Clooney spent a week traveling through the Sudan to remote, conflict-prone areas with John Prendergast, founder of the Enough Project, an anti-genocide advocacy group.
Clooney explains, “If you knew a tsunami or Katrina or a Haiti earthquake was coming, what would you do to save people?" He wants us to get involved.
Along with Today Show correspondent Ann Curry, George Clooney visited Southern Sudan this week before a vote took place that could result in the nation's independence and a possible civil war.
"If you knew a tsunami, or Katrina or a Haiti earthquake was coming, what would you do to save people?" asked Clooney.
The actor has visited a mass grave from 2008, slept in a hut with "frogs in the toilet…bugs the size of small countries on the beds" and traveled through the unstable border of North and South Sudan.
"In 100 days, people here will vote on whether to secede from the rest of Sudan, and war, even genocide is predicted," wrote Curry, referring to the area as "one of the most desperate places on Earth."
Risking your life for others - a true inspiration!
More than 20 participants of the Sudanese Next Top Model Fashion Show were detained by police on Thursday following the fashion event.
A source detailed what happened, saying police:
"Came to the club after the show and arrested between 20 and 30 people — not just models, but people doing the make- up, the people who provided the clothes. There was nothing bad about the clothes. There were wedding dresses, traditional Sudanese clothes, suits, clothes from local shops and tobs (traditional Sudanese wraparound dresses)."

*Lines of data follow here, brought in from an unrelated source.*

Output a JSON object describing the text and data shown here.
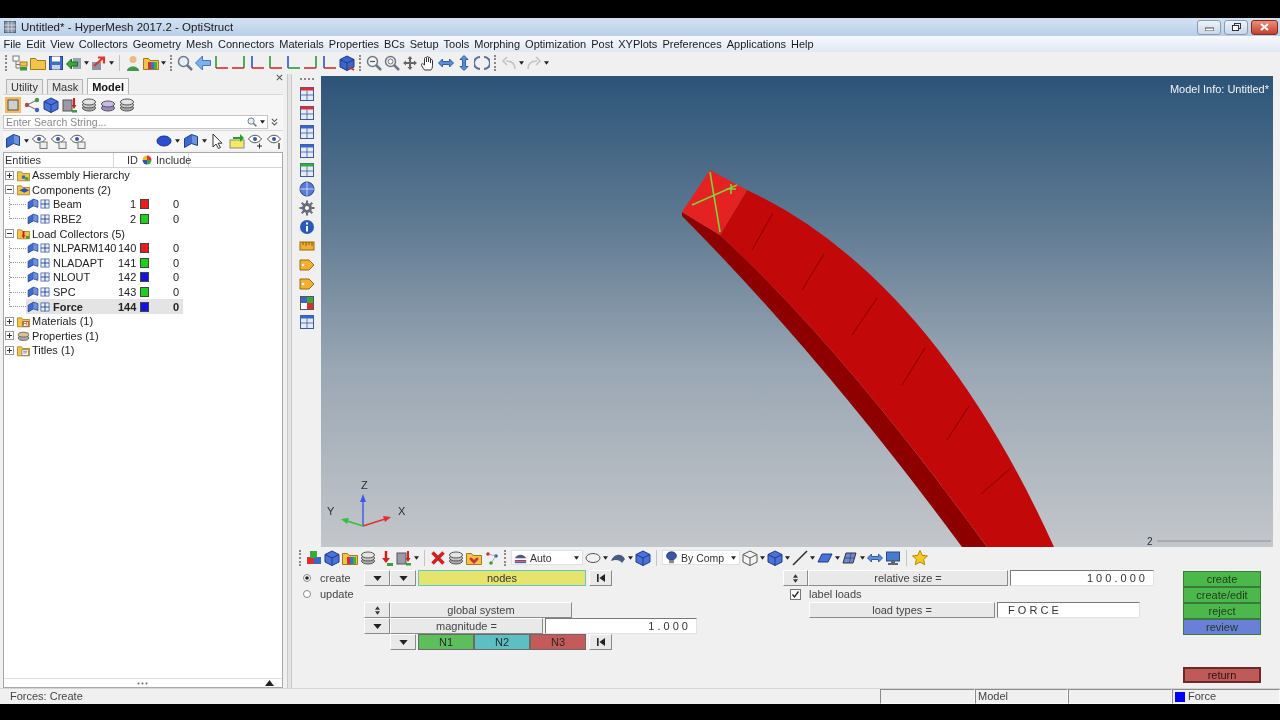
{
  "window": {
    "title": "Untitled* - HyperMesh 2017.2 - OptiStruct"
  },
  "menu": [
    "File",
    "Edit",
    "View",
    "Collectors",
    "Geometry",
    "Mesh",
    "Connectors",
    "Materials",
    "Properties",
    "BCs",
    "Setup",
    "Tools",
    "Morphing",
    "Optimization",
    "Post",
    "XYPlots",
    "Preferences",
    "Applications",
    "Help"
  ],
  "browser": {
    "tabs": [
      {
        "label": "Utility",
        "selected": false
      },
      {
        "label": "Mask",
        "selected": false
      },
      {
        "label": "Model",
        "selected": true
      }
    ],
    "search": {
      "placeholder": "Enter Search String..."
    },
    "columns": {
      "entities": "Entities",
      "id": "ID",
      "include": "Include"
    },
    "tree": [
      {
        "label": "Assembly Hierarchy",
        "kind": "assembly",
        "expanded": false
      },
      {
        "label": "Components (2)",
        "kind": "components",
        "expanded": true,
        "children": [
          {
            "name": "Beam",
            "id": "1",
            "color": "#e81c1c",
            "include": "0",
            "selected": false
          },
          {
            "name": "RBE2",
            "id": "2",
            "color": "#1cd01c",
            "include": "0",
            "selected": false
          }
        ]
      },
      {
        "label": "Load Collectors (5)",
        "kind": "loadcols",
        "expanded": true,
        "children": [
          {
            "name": "NLPARM140",
            "id": "140",
            "color": "#e81c1c",
            "include": "0",
            "selected": false
          },
          {
            "name": "NLADAPT",
            "id": "141",
            "color": "#1cd01c",
            "include": "0",
            "selected": false
          },
          {
            "name": "NLOUT",
            "id": "142",
            "color": "#1414e0",
            "include": "0",
            "selected": false
          },
          {
            "name": "SPC",
            "id": "143",
            "color": "#1cd01c",
            "include": "0",
            "selected": false
          },
          {
            "name": "Force",
            "id": "144",
            "color": "#1414e0",
            "include": "0",
            "selected": true
          }
        ]
      },
      {
        "label": "Materials (1)",
        "kind": "materials",
        "expanded": false
      },
      {
        "label": "Properties (1)",
        "kind": "properties",
        "expanded": false
      },
      {
        "label": "Titles (1)",
        "kind": "titles",
        "expanded": false
      }
    ]
  },
  "viewport": {
    "model_info": "Model Info: Untitled*",
    "axes": {
      "z": "Z",
      "y": "Y",
      "x": "X"
    },
    "scale_label": "2"
  },
  "view_toolbar": {
    "display_mode": "Auto",
    "color_mode": "By Comp"
  },
  "forces_panel": {
    "modes": [
      {
        "label": "create",
        "selected": true
      },
      {
        "label": "update",
        "selected": false
      }
    ],
    "entity_selector": "nodes",
    "system": "global system",
    "magnitude": {
      "label": "magnitude =",
      "value": "1 . 0 0 0"
    },
    "directions": [
      {
        "label": "N1",
        "color": "#5cbf5c"
      },
      {
        "label": "N2",
        "color": "#5bbfc4"
      },
      {
        "label": "N3",
        "color": "#c45a5a"
      }
    ],
    "relative_size": {
      "label": "relative size =",
      "value": "1 0 0 . 0 0 0"
    },
    "label_loads": {
      "label": "label loads",
      "checked": true
    },
    "load_types": {
      "label": "load types =",
      "value": "F O R C E"
    },
    "actions": [
      {
        "label": "create",
        "color": "#4cb84c"
      },
      {
        "label": "create/edit",
        "color": "#4cb84c"
      },
      {
        "label": "reject",
        "color": "#4cb84c"
      },
      {
        "label": "review",
        "color": "#6a80d8"
      }
    ],
    "return_label": "return"
  },
  "status_bar": {
    "message": "Forces: Create",
    "model": "Model",
    "collector": {
      "name": "Force",
      "color": "#0000ff"
    }
  }
}
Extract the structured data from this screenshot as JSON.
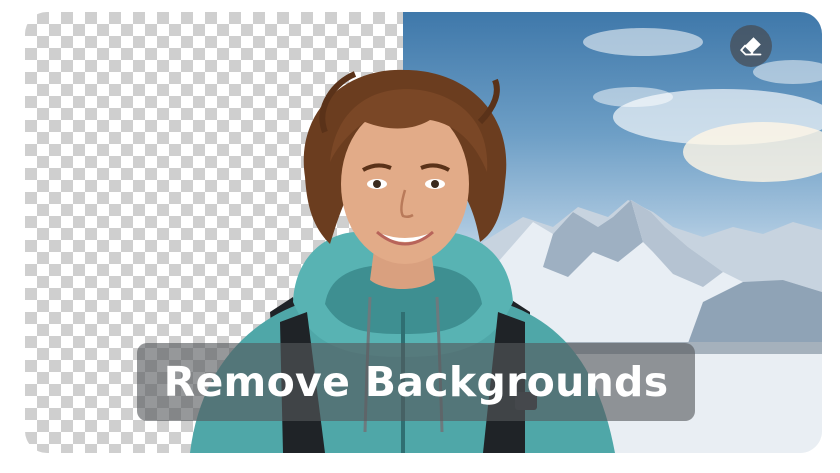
{
  "hero": {
    "caption": "Remove Backgrounds",
    "tool_icon": "eraser-icon"
  },
  "colors": {
    "checker_dark": "#cfcfcf",
    "checker_light": "#ffffff",
    "jacket": "#4fa7a8",
    "hair": "#6b3d1f",
    "caption_bg": "#55585c",
    "caption_text": "#ffffff"
  }
}
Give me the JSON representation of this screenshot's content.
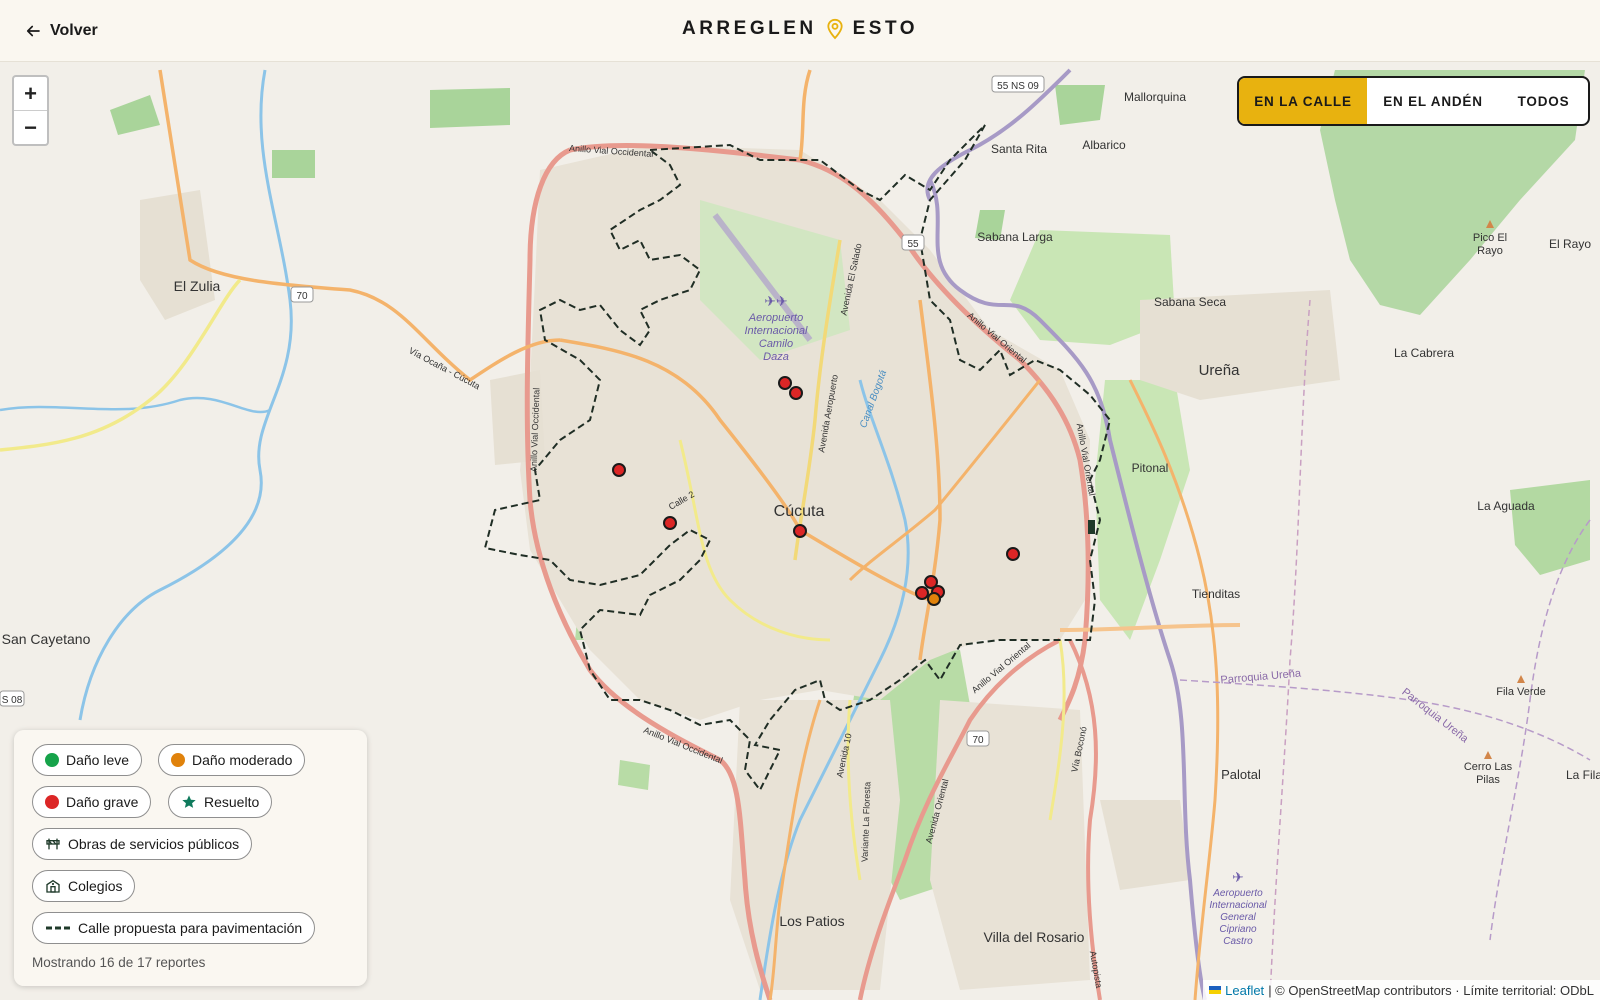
{
  "header": {
    "back_label": "Volver",
    "brand_left": "ARREGLEN",
    "brand_right": "ESTO"
  },
  "zoom": {
    "in_label": "+",
    "out_label": "−"
  },
  "view_toggle": {
    "options": [
      "EN LA CALLE",
      "EN EL ANDÉN",
      "TODOS"
    ],
    "selected": "EN LA CALLE",
    "accent": "#e8b20f"
  },
  "legend": {
    "items": [
      {
        "label": "Daño leve",
        "color": "#16a34a"
      },
      {
        "label": "Daño moderado",
        "color": "#e0820b"
      },
      {
        "label": "Daño grave",
        "color": "#dc2626"
      },
      {
        "label": "Resuelto",
        "color": "#0f7a5c"
      },
      {
        "label": "Obras de servicios públicos"
      },
      {
        "label": "Colegios"
      },
      {
        "label": "Calle propuesta para pavimentación"
      }
    ],
    "count_text": "Mostrando 16 de 17 reportes"
  },
  "attribution": {
    "leaflet": "Leaflet",
    "rest": "| © OpenStreetMap contributors · Límite territorial: ODbL"
  },
  "map_labels": {
    "cucuta": "Cúcuta",
    "el_zulia": "El Zulia",
    "san_cayetano": "San Cayetano",
    "los_patios": "Los Patios",
    "villa_rosario": "Villa del Rosario",
    "urena": "Ureña",
    "mallorquina": "Mallorquina",
    "santa_rita": "Santa Rita",
    "albarico": "Albarico",
    "sabana_larga": "Sabana Larga",
    "sabana_seca": "Sabana Seca",
    "la_cabrera": "La Cabrera",
    "pitonal": "Pitonal",
    "la_aguada": "La Aguada",
    "tienditas": "Tienditas",
    "palotal": "Palotal",
    "pico_rayo_1": "Pico El",
    "pico_rayo_2": "Rayo",
    "el_rayo": "El Rayo",
    "fila_verde": "Fila Verde",
    "cerro_1": "Cerro Las",
    "cerro_2": "Pilas",
    "la_fila": "La Fila",
    "aero1_1": "Aeropuerto",
    "aero1_2": "Internacional",
    "aero1_3": "Camilo",
    "aero1_4": "Daza",
    "aero2_1": "Aeropuerto",
    "aero2_2": "Internacional",
    "aero2_3": "General",
    "aero2_4": "Cipriano",
    "aero2_5": "Castro",
    "anillo_occ": "Anillo Vial Occidental",
    "anillo_occ2": "Anillo Vial Occidental",
    "anillo_ori": "Anillo Vial Oriental",
    "anillo_ori2": "Anillo Vial Oriental",
    "anillo_ori3": "Anillo Vial Oriental",
    "via_ocana": "Vía Ocaña - Cúcuta",
    "av_aeropuerto": "Avenida Aeropuerto",
    "av_salado": "Avenida El Salado",
    "canal_bogota": "Canal Bogotá",
    "calle2": "Calle 2",
    "av10": "Avenida 10",
    "variante": "Variante La Floresta",
    "av_oriental": "Avenida Oriental",
    "via_boconó": "Vía Boconó",
    "parroquia_urena": "Parroquia Ureña",
    "parroquia_urena2": "Parroquia Ureña",
    "autopista": "Autopista",
    "r70": "70",
    "r55": "55",
    "r55ns": "55 NS 09",
    "r70b": "70",
    "rs08": "S 08"
  }
}
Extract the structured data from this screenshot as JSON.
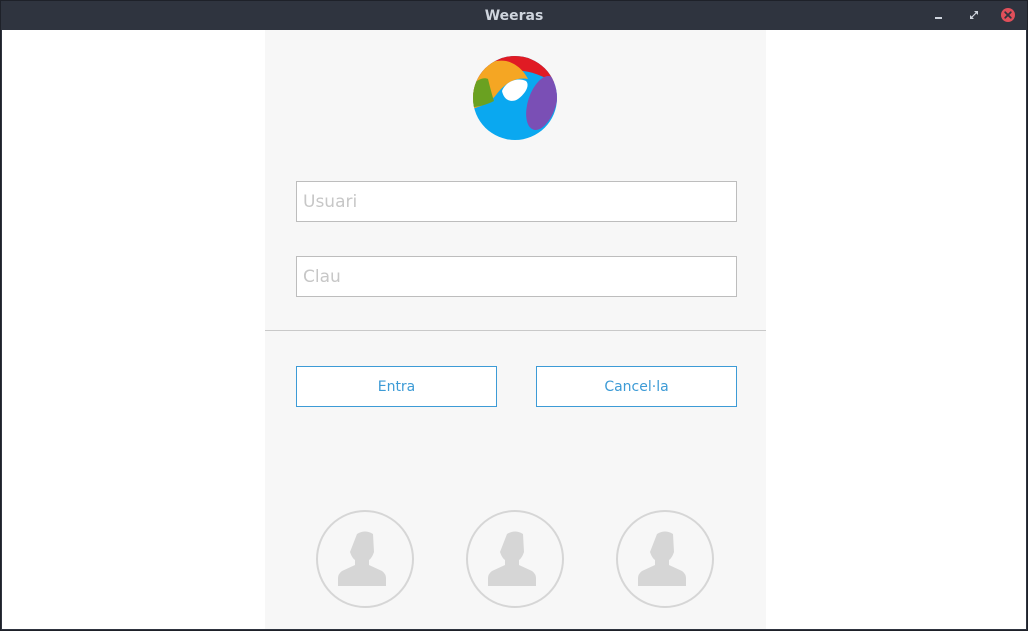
{
  "window": {
    "title": "Weeras",
    "controls": [
      "minimize-icon",
      "maximize-icon",
      "close-icon"
    ],
    "colors": {
      "titlebar": "#2f343f",
      "close": "#e14f5a"
    }
  },
  "logo": {
    "icon": "weeras-logo-icon",
    "colors": [
      "#e01b24",
      "#f5a623",
      "#6aa121",
      "#0aa8f0",
      "#7a4fb5"
    ]
  },
  "login": {
    "username_placeholder": "Usuari",
    "password_placeholder": "Clau",
    "enter_label": "Entra",
    "cancel_label": "Cancel·la",
    "accent": "#3d9bd6"
  },
  "users": [
    {
      "icon": "user-avatar-icon"
    },
    {
      "icon": "user-avatar-icon"
    },
    {
      "icon": "user-avatar-icon"
    }
  ]
}
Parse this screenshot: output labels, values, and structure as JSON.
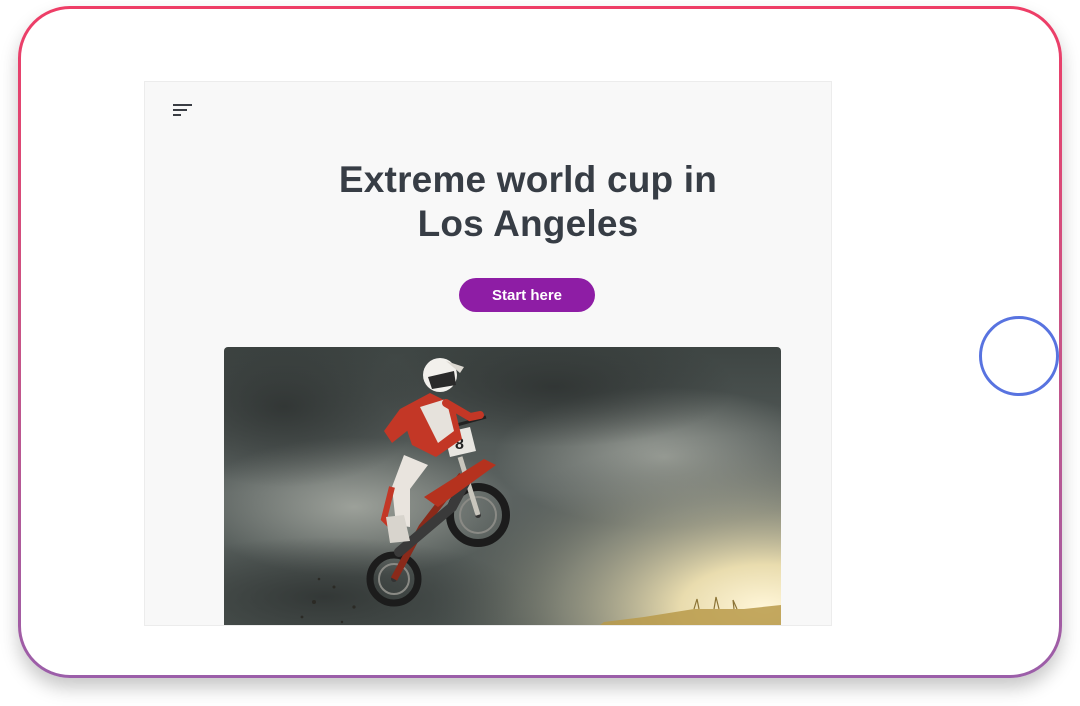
{
  "page": {
    "title_lines": [
      "Extreme world cup in",
      "Los Angeles"
    ],
    "cta_label": "Start here"
  },
  "icons": {
    "menu": "menu-icon",
    "home": "home-button"
  },
  "colors": {
    "frame_gradient_top": "#ee3d66",
    "frame_gradient_bottom": "#9b5ea9",
    "cta_background": "#8e1da5",
    "title_text": "#373d45",
    "home_button_ring": "#5873e0"
  },
  "hero_image": {
    "subject": "motocross rider jumping against stormy sky",
    "bib_number": "8"
  }
}
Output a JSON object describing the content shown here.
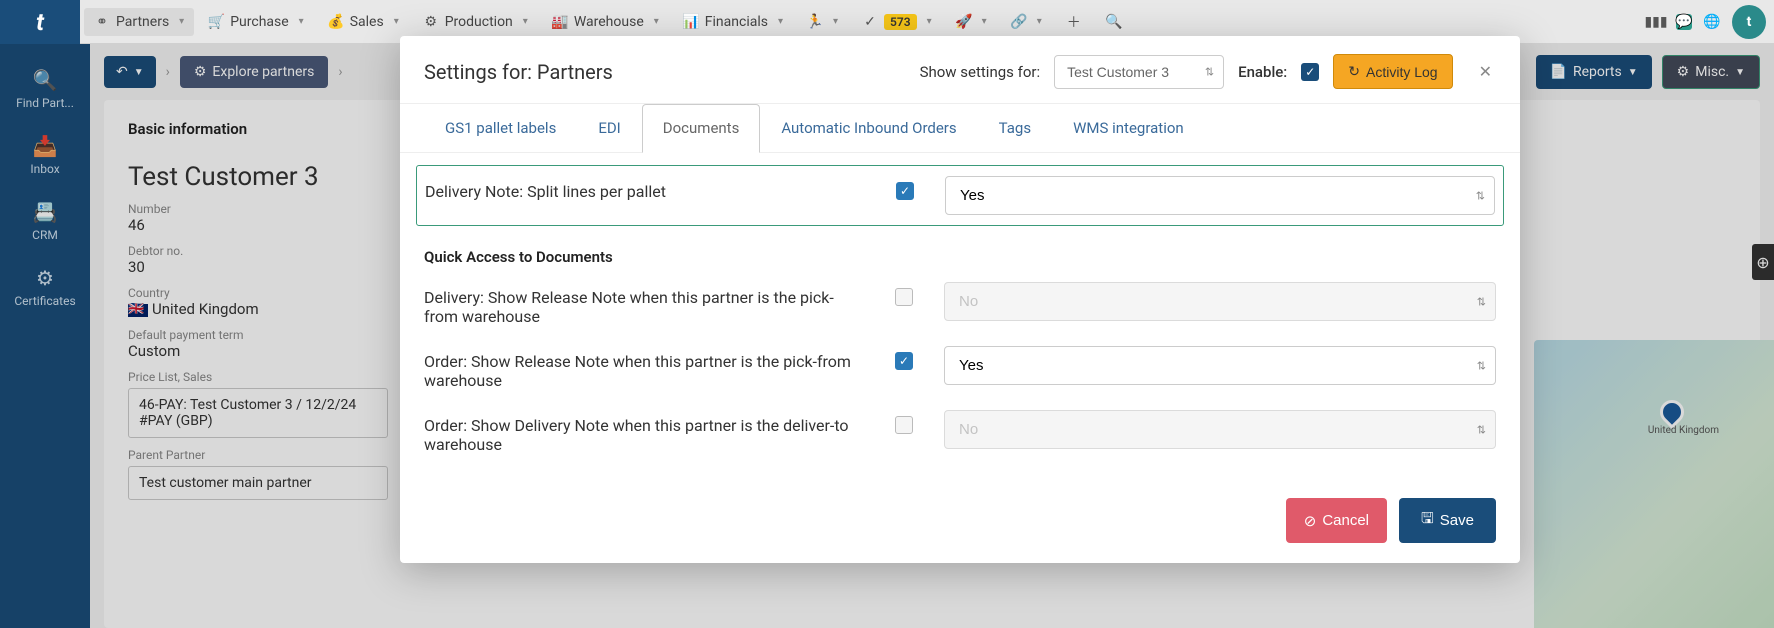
{
  "logo": "t",
  "topnav": {
    "items": [
      {
        "label": "Partners"
      },
      {
        "label": "Purchase"
      },
      {
        "label": "Sales"
      },
      {
        "label": "Production"
      },
      {
        "label": "Warehouse"
      },
      {
        "label": "Financials"
      }
    ],
    "badge": "573"
  },
  "sidenav": {
    "items": [
      {
        "label": "Find Part..."
      },
      {
        "label": "Inbox"
      },
      {
        "label": "CRM"
      },
      {
        "label": "Certificates"
      }
    ]
  },
  "subbar": {
    "explore": "Explore partners",
    "reports": "Reports",
    "misc": "Misc."
  },
  "bg": {
    "basic_info": "Basic information",
    "name": "Test Customer 3",
    "number_label": "Number",
    "number": "46",
    "debtor_label": "Debtor no.",
    "debtor": "30",
    "country_label": "Country",
    "country": "United Kingdom",
    "payment_label": "Default payment term",
    "payment": "Custom",
    "pricelist_label": "Price List, Sales",
    "pricelist": "46-PAY: Test Customer 3 / 12/2/24 #PAY (GBP)",
    "parent_label": "Parent Partner",
    "parent": "Test customer main partner"
  },
  "map": {
    "label": "United Kingdom"
  },
  "modal": {
    "title": "Settings for: Partners",
    "show_for_label": "Show settings for:",
    "show_for_value": "Test Customer 3",
    "enable_label": "Enable:",
    "activity_log": "Activity Log",
    "tabs": [
      {
        "label": "GS1 pallet labels"
      },
      {
        "label": "EDI"
      },
      {
        "label": "Documents"
      },
      {
        "label": "Automatic Inbound Orders"
      },
      {
        "label": "Tags"
      },
      {
        "label": "WMS integration"
      }
    ],
    "settings": [
      {
        "label": "Delivery Note: Split lines per pallet",
        "checked": true,
        "value": "Yes",
        "enabled": true,
        "highlighted": true
      }
    ],
    "section_head": "Quick Access to Documents",
    "quick_settings": [
      {
        "label": "Delivery: Show Release Note when this partner is the pick-from warehouse",
        "checked": false,
        "value": "No",
        "enabled": false
      },
      {
        "label": "Order: Show Release Note when this partner is the pick-from warehouse",
        "checked": true,
        "value": "Yes",
        "enabled": true
      },
      {
        "label": "Order: Show Delivery Note when this partner is the deliver-to warehouse",
        "checked": false,
        "value": "No",
        "enabled": false
      }
    ],
    "cancel": "Cancel",
    "save": "Save"
  }
}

All people detained were eventually released on Friday, except for 6 who had to report to police on Sunday for additional charges.
Police wouldn't comment on the matter, but Sudan's public order police are known to crackdown on indecent dress and drinking. And since this was the first public fashion show where men and women shared the runway, the po-po may have been a little more rambunctious than usual.